*WORK ORDER*.
Copy each of the records exactly.
-------- RECORDS FOR THIS TASK
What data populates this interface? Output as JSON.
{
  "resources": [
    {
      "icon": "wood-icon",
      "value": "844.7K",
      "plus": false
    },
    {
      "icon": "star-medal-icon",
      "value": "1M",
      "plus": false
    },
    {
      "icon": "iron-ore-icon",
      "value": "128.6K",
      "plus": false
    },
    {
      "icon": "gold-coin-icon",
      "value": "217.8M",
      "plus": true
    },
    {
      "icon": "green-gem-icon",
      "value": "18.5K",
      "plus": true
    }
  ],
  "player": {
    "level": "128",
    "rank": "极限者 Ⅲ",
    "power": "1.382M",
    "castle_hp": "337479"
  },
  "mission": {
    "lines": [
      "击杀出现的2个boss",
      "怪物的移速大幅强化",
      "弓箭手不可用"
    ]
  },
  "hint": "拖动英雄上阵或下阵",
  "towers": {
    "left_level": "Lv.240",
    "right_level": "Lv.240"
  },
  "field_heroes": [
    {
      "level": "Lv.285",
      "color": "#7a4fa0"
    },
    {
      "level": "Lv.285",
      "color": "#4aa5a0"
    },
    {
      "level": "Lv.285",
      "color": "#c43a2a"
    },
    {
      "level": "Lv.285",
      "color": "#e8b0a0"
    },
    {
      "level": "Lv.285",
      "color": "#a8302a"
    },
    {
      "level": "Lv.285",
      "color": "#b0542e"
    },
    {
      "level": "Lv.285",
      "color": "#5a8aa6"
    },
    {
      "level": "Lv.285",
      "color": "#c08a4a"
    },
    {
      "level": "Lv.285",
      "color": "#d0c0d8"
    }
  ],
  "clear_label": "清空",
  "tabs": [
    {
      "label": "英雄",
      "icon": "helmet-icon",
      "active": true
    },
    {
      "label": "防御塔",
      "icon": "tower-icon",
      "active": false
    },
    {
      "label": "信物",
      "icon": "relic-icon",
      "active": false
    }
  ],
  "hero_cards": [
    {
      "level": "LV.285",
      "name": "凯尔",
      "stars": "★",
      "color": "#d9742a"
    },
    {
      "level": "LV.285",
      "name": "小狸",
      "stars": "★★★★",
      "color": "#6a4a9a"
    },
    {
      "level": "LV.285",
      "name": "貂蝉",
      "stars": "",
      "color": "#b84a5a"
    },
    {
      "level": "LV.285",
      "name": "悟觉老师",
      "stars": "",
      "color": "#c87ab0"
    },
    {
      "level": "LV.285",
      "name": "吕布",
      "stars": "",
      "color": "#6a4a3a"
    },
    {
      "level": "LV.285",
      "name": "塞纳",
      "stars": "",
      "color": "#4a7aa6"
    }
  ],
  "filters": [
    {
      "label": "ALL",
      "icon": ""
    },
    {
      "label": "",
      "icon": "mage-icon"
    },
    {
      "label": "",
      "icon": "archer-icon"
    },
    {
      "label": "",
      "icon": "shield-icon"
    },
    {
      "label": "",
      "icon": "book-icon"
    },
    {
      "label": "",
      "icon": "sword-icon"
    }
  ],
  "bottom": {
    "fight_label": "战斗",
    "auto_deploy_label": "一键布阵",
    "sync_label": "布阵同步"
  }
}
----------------
*ANSWER FOR THIS EXERCISE*.
What data populates this interface? Output as JSON.
{
  "resources": [
    {
      "icon": "wood-icon",
      "value": "844.7K",
      "plus": false
    },
    {
      "icon": "star-medal-icon",
      "value": "1M",
      "plus": false
    },
    {
      "icon": "iron-ore-icon",
      "value": "128.6K",
      "plus": false
    },
    {
      "icon": "gold-coin-icon",
      "value": "217.8M",
      "plus": true
    },
    {
      "icon": "green-gem-icon",
      "value": "18.5K",
      "plus": true
    }
  ],
  "player": {
    "level": "128",
    "rank": "极限者 Ⅲ",
    "power": "1.382M",
    "castle_hp": "337479"
  },
  "mission": {
    "lines": [
      "击杀出现的2个boss",
      "怪物的移速大幅强化",
      "弓箭手不可用"
    ]
  },
  "hint": "拖动英雄上阵或下阵",
  "towers": {
    "left_level": "Lv.240",
    "right_level": "Lv.240"
  },
  "field_heroes": [
    {
      "level": "Lv.285",
      "color": "#7a4fa0"
    },
    {
      "level": "Lv.285",
      "color": "#4aa5a0"
    },
    {
      "level": "Lv.285",
      "color": "#c43a2a"
    },
    {
      "level": "Lv.285",
      "color": "#e8b0a0"
    },
    {
      "level": "Lv.285",
      "color": "#a8302a"
    },
    {
      "level": "Lv.285",
      "color": "#b0542e"
    },
    {
      "level": "Lv.285",
      "color": "#5a8aa6"
    },
    {
      "level": "Lv.285",
      "color": "#c08a4a"
    },
    {
      "level": "Lv.285",
      "color": "#d0c0d8"
    }
  ],
  "clear_label": "清空",
  "tabs": [
    {
      "label": "英雄",
      "icon": "helmet-icon",
      "active": true
    },
    {
      "label": "防御塔",
      "icon": "tower-icon",
      "active": false
    },
    {
      "label": "信物",
      "icon": "relic-icon",
      "active": false
    }
  ],
  "hero_cards": [
    {
      "level": "LV.285",
      "name": "凯尔",
      "stars": "★",
      "color": "#d9742a"
    },
    {
      "level": "LV.285",
      "name": "小狸",
      "stars": "★★★★",
      "color": "#6a4a9a"
    },
    {
      "level": "LV.285",
      "name": "貂蝉",
      "stars": "",
      "color": "#b84a5a"
    },
    {
      "level": "LV.285",
      "name": "悟觉老师",
      "stars": "",
      "color": "#c87ab0"
    },
    {
      "level": "LV.285",
      "name": "吕布",
      "stars": "",
      "color": "#6a4a3a"
    },
    {
      "level": "LV.285",
      "name": "塞纳",
      "stars": "",
      "color": "#4a7aa6"
    }
  ],
  "filters": [
    {
      "label": "ALL",
      "icon": ""
    },
    {
      "label": "",
      "icon": "mage-icon"
    },
    {
      "label": "",
      "icon": "archer-icon"
    },
    {
      "label": "",
      "icon": "shield-icon"
    },
    {
      "label": "",
      "icon": "book-icon"
    },
    {
      "label": "",
      "icon": "sword-icon"
    }
  ],
  "bottom": {
    "fight_label": "战斗",
    "auto_deploy_label": "一键布阵",
    "sync_label": "布阵同步"
  }
}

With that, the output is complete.